I would say that the context of the crisis is the question of how to cope with modernity. Of course, for Christianity it is not natural not to be cultural. Christianity wants to inspire culture. It is part of our evangelizing ideal, that is what we are called to do by the Lord. And this presence of Christianity in the current culture is what has been discussed in the Church ever since the Second Vatican Council. How to be culturally relevant in a society that has been changed—irreversibly as some would say—by modernity? How to find new cultural forms to be more acceptable and more understandable for modern men? After more than 50 years, we see that this searching for new forms has become, in itself, a kind of idolatry and has not brought the expected spiritual fruits. Rather, it has caused division inside the Church. Many Catholics, including some Church leaders, accuse the Church of a rigid historicism and an inability to stay close to people, meaning its reluctance to modernize according to the demands of the zeitgeist. Rather than preach about sexual morality, virtuous life, sacrifice as an attitude of love and about our call to follow Christ unconditionally, it is safer and not offending, although rarely profitable, to preach about love in the sense of not being divisive, about the protection of environment or helping the poor. The current crisis lies precisely in the fact that the certainty of faith and the unity of the Church are in danger.
Many people think that this process started by the Second Vatican Council has culminated in the policies of Pope Francis lately. He said many times that Christians should welcome non-Christian—largely Muslim—mass-immigration to Europe, or accept LGBT movements and people for who they are. Lot of Christians, especially in Central Europe, feel alienated from these messages as they feel contradictory with traditional Church teachings.
It seems that some use the Second Vatican Council to make the case for ‘conservative’ arguments and others use it to justify ‘liberal reforms’. Well, we see that Pope Francis is using it to justify ‘liberal’ positions, whereas Benedict XVI used it to justify more ‘conservative’ standpoints. Therefore, we need to clarify the content of the Second Vatican Council first. Certainly, valid interpretations cannot contradict the traditional teaching of the Church as it had been defined by previous magisterium.

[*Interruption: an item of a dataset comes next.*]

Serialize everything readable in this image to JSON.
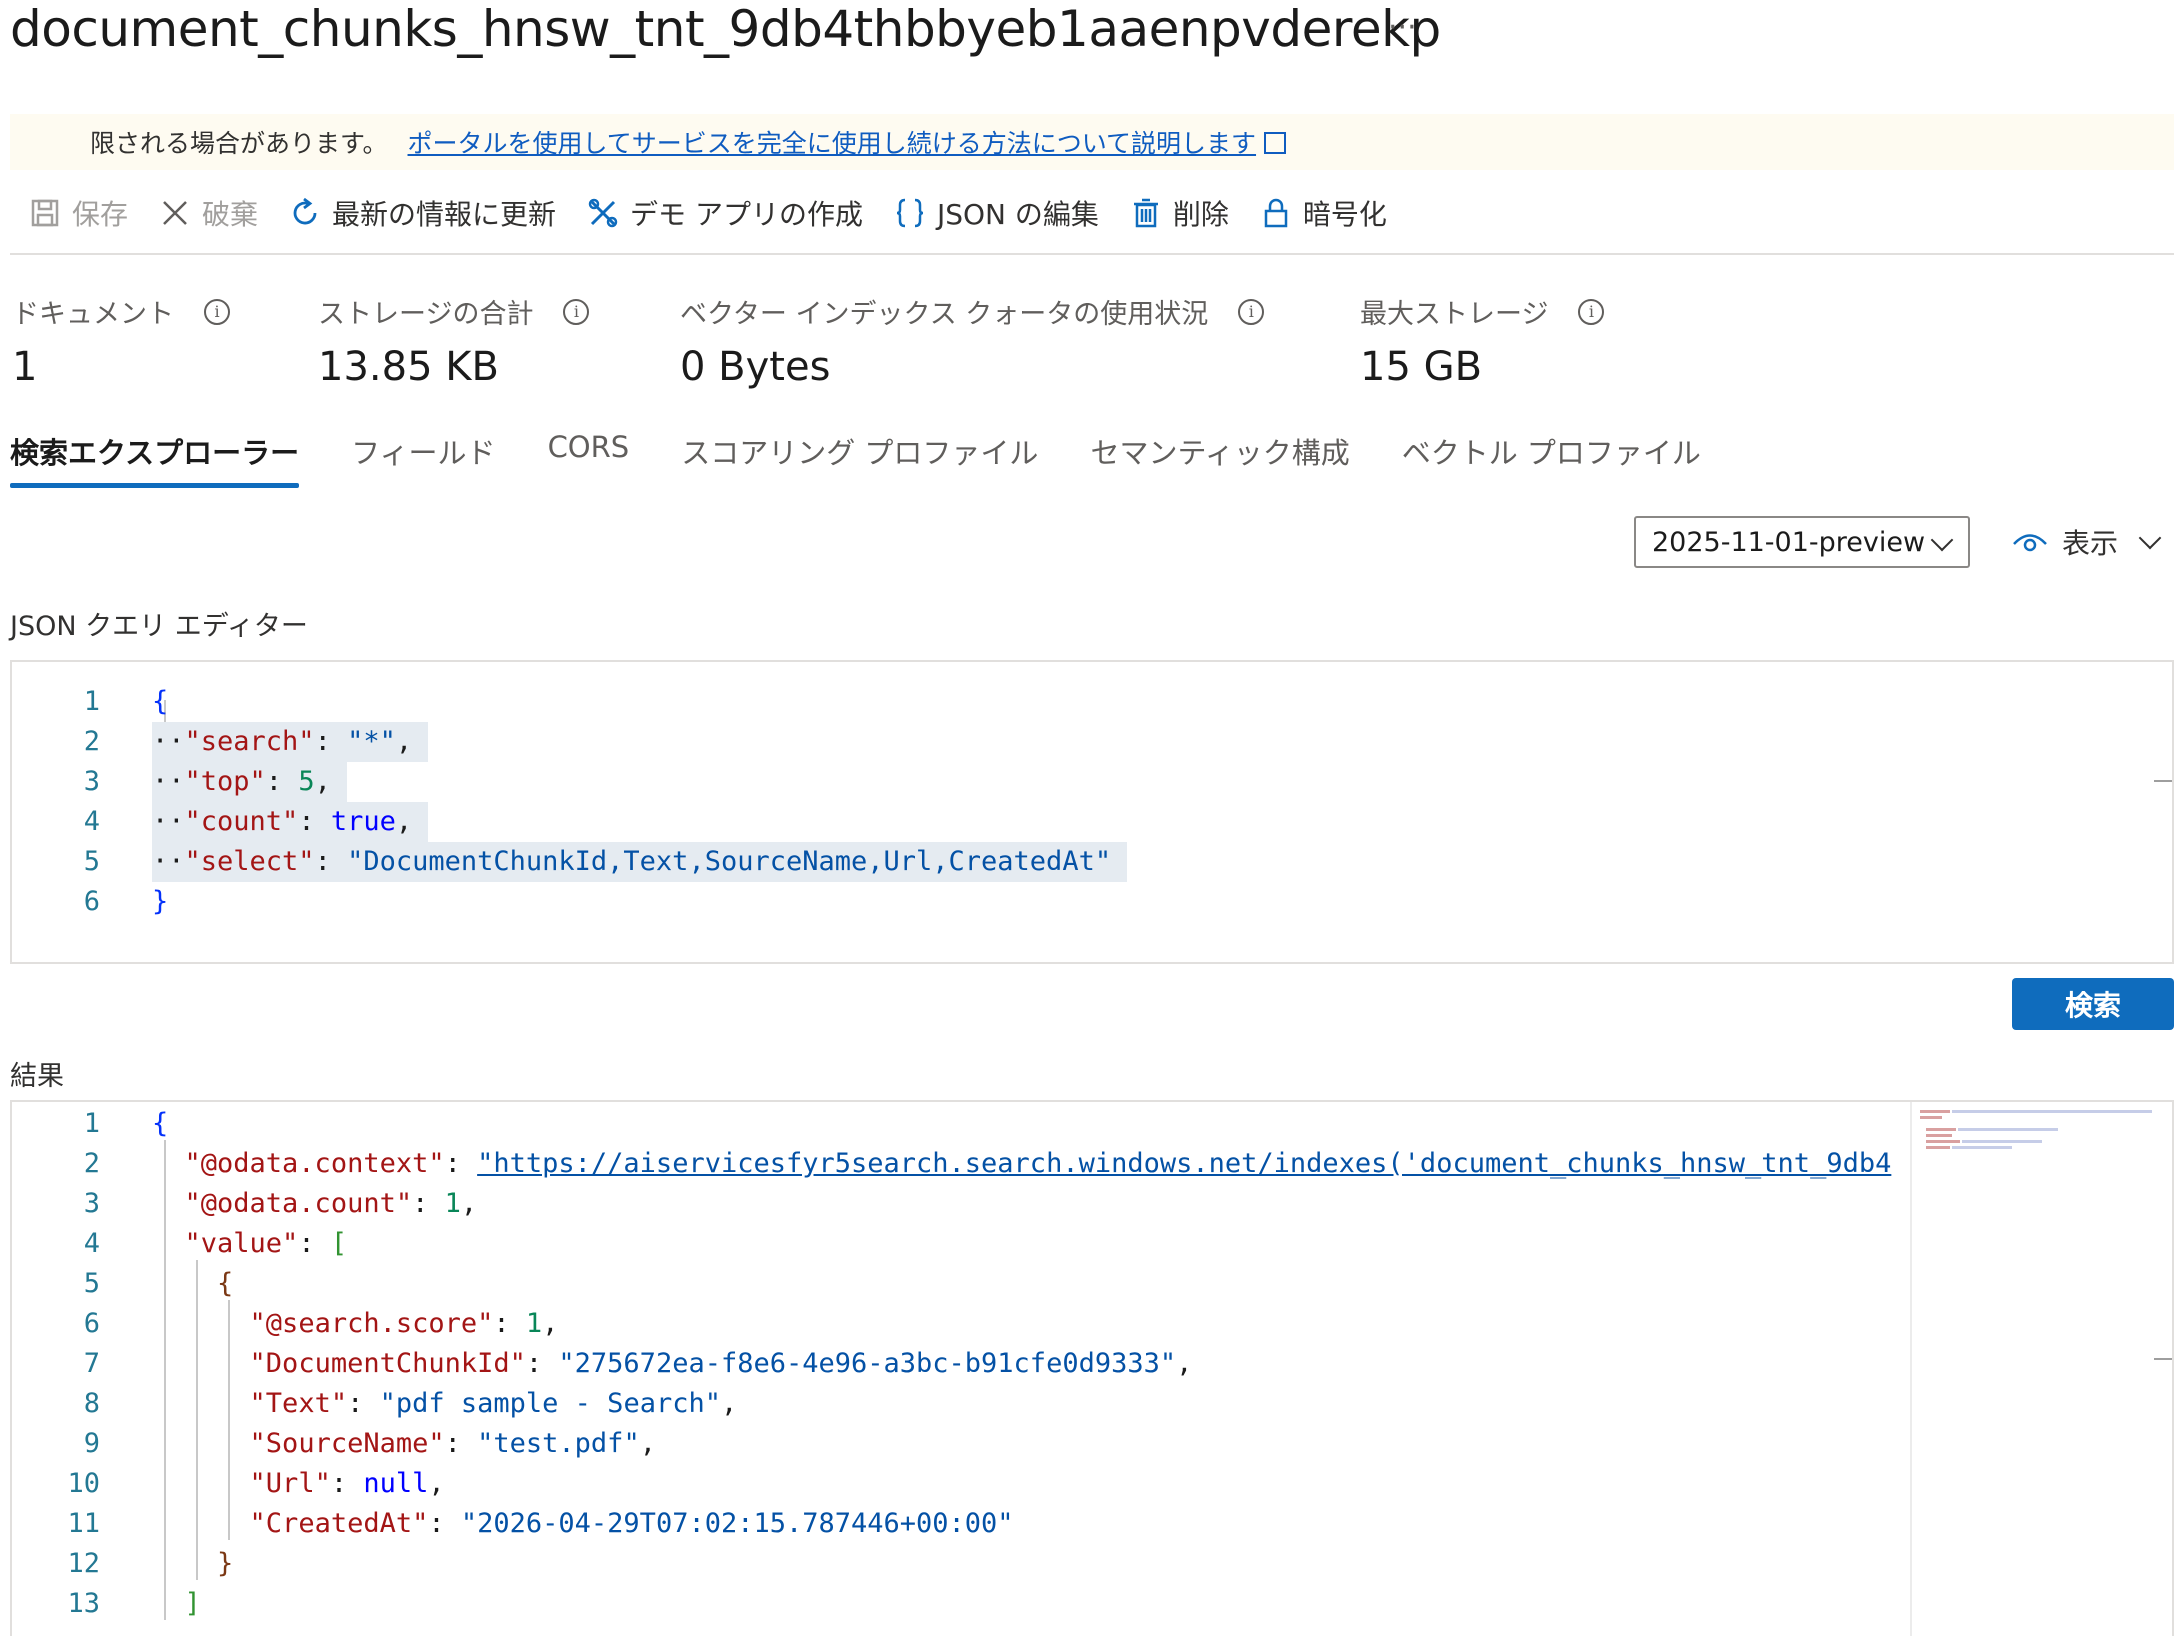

Do you think that Pope Francis, with this very liberal approach, has transformed the Church permanently?
I hope not. I do not think that there can be a permanent transformation. Because if our Church stops to be distinguishable from the rest of the society, it loses the sense of its existence. But because I believe that the Catholic Church is the true church, I am sure that the Church will be with us to the end of times.
One last question. How do you see the role of Central Europe in all of this, especially of those belonging to the Visegrad Group?
I think that we should fight for the truth together. Especially Slovaks and Hungarians, who were part of one Hungarian empire which lasted almost 1000 years. We should not be too concerned with clashes of the nineteenth and twentieth centuries. I believe we have to look over the differences and see all this common history, which today is more relevant than ever before. I am not familiar with all of the domestic policies of Viktor Orbán, for example, but what can be seen from abroad is that his vision of politics is inspired by Christianity. So, I am very eager to cooperate and to ally with Hungarian, Polish, and Czech conservatives. Yes, we should form strong alliances and fight for all of Europe, not just for Central Europe. We should try to save the West from completing its current suicide attempt.
Tamás Orbán, researcher at Danube Institute